• **Brief**
What is needed is an exact copy of all the records below.

[Start of Attachment]

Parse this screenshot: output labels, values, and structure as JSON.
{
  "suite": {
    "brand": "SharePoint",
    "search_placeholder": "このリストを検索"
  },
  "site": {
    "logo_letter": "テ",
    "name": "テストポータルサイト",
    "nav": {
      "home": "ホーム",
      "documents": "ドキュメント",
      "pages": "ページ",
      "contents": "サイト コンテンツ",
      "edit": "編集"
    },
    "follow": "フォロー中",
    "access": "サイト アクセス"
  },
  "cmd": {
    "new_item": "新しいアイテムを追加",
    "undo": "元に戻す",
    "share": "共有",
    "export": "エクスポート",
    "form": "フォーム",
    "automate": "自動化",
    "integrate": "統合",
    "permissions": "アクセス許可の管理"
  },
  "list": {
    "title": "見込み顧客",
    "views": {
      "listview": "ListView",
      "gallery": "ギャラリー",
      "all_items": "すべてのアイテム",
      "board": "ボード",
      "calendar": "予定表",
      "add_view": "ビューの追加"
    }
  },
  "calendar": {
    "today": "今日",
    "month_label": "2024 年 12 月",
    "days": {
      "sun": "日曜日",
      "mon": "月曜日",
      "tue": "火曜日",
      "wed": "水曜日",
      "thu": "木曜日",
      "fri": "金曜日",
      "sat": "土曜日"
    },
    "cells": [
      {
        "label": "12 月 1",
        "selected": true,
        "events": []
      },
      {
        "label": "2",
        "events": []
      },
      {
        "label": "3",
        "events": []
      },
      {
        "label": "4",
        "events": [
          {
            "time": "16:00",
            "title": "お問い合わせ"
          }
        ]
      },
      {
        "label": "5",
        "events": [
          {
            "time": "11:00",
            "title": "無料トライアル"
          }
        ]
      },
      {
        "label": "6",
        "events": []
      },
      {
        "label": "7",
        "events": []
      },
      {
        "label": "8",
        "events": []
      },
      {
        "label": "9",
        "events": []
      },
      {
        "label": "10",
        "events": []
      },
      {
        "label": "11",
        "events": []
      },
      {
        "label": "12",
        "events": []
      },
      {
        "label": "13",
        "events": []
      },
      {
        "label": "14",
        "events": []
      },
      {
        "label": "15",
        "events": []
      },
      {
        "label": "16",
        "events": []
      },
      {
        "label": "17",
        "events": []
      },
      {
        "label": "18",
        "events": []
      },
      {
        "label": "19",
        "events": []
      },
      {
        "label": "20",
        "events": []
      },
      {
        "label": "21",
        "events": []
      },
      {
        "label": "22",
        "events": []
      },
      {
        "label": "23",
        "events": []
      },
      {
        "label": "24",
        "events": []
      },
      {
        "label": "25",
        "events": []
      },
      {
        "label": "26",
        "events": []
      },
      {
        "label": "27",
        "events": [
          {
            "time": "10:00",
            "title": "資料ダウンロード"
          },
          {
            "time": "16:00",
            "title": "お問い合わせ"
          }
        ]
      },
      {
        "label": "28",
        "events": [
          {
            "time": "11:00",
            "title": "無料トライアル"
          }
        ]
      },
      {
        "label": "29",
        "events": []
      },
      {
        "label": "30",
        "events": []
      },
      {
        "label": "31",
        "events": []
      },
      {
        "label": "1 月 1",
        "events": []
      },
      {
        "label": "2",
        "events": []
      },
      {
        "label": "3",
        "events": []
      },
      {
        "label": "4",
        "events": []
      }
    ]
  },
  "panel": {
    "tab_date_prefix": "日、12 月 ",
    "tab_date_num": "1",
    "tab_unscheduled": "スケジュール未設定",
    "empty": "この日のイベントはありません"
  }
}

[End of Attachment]

• **Solution**
Parse this screenshot: output labels, values, and structure as JSON.
{
  "suite": {
    "brand": "SharePoint",
    "search_placeholder": "このリストを検索"
  },
  "site": {
    "logo_letter": "テ",
    "name": "テストポータルサイト",
    "nav": {
      "home": "ホーム",
      "documents": "ドキュメント",
      "pages": "ページ",
      "contents": "サイト コンテンツ",
      "edit": "編集"
    },
    "follow": "フォロー中",
    "access": "サイト アクセス"
  },
  "cmd": {
    "new_item": "新しいアイテムを追加",
    "undo": "元に戻す",
    "share": "共有",
    "export": "エクスポート",
    "form": "フォーム",
    "automate": "自動化",
    "integrate": "統合",
    "permissions": "アクセス許可の管理"
  },
  "list": {
    "title": "見込み顧客",
    "views": {
      "listview": "ListView",
      "gallery": "ギャラリー",
      "all_items": "すべてのアイテム",
      "board": "ボード",
      "calendar": "予定表",
      "add_view": "ビューの追加"
    }
  },
  "calendar": {
    "today": "今日",
    "month_label": "2024 年 12 月",
    "days": {
      "sun": "日曜日",
      "mon": "月曜日",
      "tue": "火曜日",
      "wed": "水曜日",
      "thu": "木曜日",
      "fri": "金曜日",
      "sat": "土曜日"
    },
    "cells": [
      {
        "label": "12 月 1",
        "selected": true,
        "events": []
      },
      {
        "label": "2",
        "events": []
      },
      {
        "label": "3",
        "events": []
      },
      {
        "label": "4",
        "events": [
          {
            "time": "16:00",
            "title": "お問い合わせ"
          }
        ]
      },
      {
        "label": "5",
        "events": [
          {
            "time": "11:00",
            "title": "無料トライアル"
          }
        ]
      },
      {
        "label": "6",
        "events": []
      },
      {
        "label": "7",
        "events": []
      },
      {
        "label": "8",
        "events": []
      },
      {
        "label": "9",
        "events": []
      },
      {
        "label": "10",
        "events": []
      },
      {
        "label": "11",
        "events": []
      },
      {
        "label": "12",
        "events": []
      },
      {
        "label": "13",
        "events": []
      },
      {
        "label": "14",
        "events": []
      },
      {
        "label": "15",
        "events": []
      },
      {
        "label": "16",
        "events": []
      },
      {
        "label": "17",
        "events": []
      },
      {
        "label": "18",
        "events": []
      },
      {
        "label": "19",
        "events": []
      },
      {
        "label": "20",
        "events": []
      },
      {
        "label": "21",
        "events": []
      },
      {
        "label": "22",
        "events": []
      },
      {
        "label": "23",
        "events": []
      },
      {
        "label": "24",
        "events": []
      },
      {
        "label": "25",
        "events": []
      },
      {
        "label": "26",
        "events": []
      },
      {
        "label": "27",
        "events": [
          {
            "time": "10:00",
            "title": "資料ダウンロード"
          },
          {
            "time": "16:00",
            "title": "お問い合わせ"
          }
        ]
      },
      {
        "label": "28",
        "events": [
          {
            "time": "11:00",
            "title": "無料トライアル"
          }
        ]
      },
      {
        "label": "29",
        "events": []
      },
      {
        "label": "30",
        "events": []
      },
      {
        "label": "31",
        "events": []
      },
      {
        "label": "1 月 1",
        "events": []
      },
      {
        "label": "2",
        "events": []
      },
      {
        "label": "3",
        "events": []
      },
      {
        "label": "4",
        "events": []
      }
    ]
  },
  "panel": {
    "tab_date_prefix": "日、12 月 ",
    "tab_date_num": "1",
    "tab_unscheduled": "スケジュール未設定",
    "empty": "この日のイベントはありません"
  }
}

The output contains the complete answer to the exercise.